> [TASK DIRECTIONS]:
Lift out each line of the data that holds "Metropolitan".

Top of EXERCISE INPUTS

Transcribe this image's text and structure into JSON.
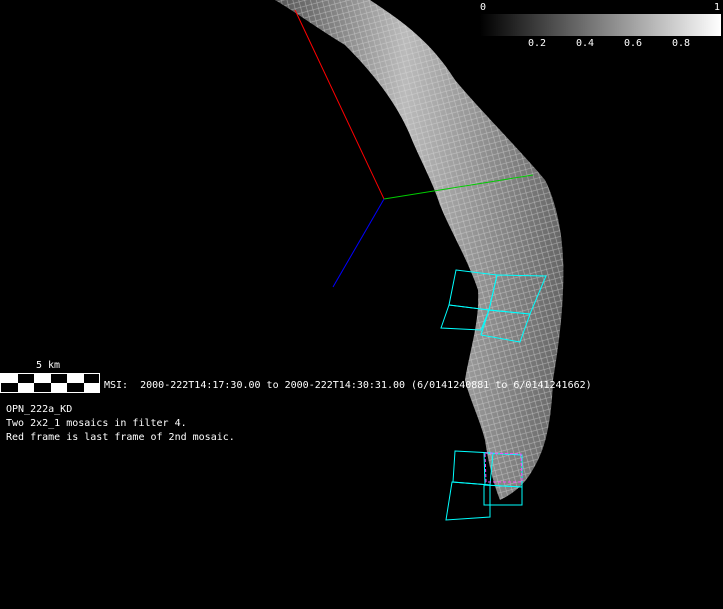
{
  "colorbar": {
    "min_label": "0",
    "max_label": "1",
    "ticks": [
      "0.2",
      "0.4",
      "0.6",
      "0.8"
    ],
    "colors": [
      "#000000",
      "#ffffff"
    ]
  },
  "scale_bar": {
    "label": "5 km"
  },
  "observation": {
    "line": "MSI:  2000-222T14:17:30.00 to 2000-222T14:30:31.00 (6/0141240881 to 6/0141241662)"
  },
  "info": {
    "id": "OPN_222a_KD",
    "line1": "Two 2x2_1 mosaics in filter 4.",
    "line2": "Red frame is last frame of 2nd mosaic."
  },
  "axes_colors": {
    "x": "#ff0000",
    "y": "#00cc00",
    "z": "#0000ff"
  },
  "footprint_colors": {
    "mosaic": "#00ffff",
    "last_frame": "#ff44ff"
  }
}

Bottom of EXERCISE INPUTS
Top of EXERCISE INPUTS

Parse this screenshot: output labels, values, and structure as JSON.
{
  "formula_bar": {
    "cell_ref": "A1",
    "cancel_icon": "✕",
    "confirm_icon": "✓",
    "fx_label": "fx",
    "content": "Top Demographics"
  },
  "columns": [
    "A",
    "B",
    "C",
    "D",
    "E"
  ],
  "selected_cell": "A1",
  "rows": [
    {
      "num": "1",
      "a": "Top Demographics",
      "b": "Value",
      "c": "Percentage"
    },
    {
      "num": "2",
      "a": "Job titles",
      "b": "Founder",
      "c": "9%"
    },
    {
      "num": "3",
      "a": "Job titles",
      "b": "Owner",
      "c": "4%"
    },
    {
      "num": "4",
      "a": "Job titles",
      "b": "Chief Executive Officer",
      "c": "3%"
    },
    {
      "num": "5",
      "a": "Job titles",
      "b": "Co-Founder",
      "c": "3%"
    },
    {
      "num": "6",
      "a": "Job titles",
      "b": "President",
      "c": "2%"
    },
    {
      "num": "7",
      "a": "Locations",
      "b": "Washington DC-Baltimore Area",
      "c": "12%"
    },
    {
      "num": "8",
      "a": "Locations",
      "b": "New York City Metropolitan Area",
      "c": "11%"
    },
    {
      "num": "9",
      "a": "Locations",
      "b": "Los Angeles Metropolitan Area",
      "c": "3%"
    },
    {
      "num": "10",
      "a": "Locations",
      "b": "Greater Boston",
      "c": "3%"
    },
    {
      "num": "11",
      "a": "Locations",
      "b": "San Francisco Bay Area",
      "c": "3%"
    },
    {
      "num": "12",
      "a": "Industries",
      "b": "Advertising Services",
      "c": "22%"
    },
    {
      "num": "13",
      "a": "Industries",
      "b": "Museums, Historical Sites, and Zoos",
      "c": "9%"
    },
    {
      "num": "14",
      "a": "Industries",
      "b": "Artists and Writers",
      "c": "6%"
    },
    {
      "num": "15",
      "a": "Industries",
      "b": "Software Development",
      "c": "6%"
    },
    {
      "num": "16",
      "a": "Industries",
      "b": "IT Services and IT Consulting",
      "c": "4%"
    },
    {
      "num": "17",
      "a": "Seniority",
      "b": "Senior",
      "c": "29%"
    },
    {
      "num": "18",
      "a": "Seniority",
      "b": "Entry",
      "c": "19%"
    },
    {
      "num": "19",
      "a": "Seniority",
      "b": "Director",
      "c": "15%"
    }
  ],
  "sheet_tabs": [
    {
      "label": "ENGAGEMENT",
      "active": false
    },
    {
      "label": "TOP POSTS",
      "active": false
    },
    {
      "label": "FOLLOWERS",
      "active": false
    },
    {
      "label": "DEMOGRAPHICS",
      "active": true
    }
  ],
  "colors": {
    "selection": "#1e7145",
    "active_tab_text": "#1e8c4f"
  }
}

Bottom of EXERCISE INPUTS

> [ANSWER SECTION]:
      "b": "New York City Metropolitan Area",
      "b": "Los Angeles Metropolitan Area",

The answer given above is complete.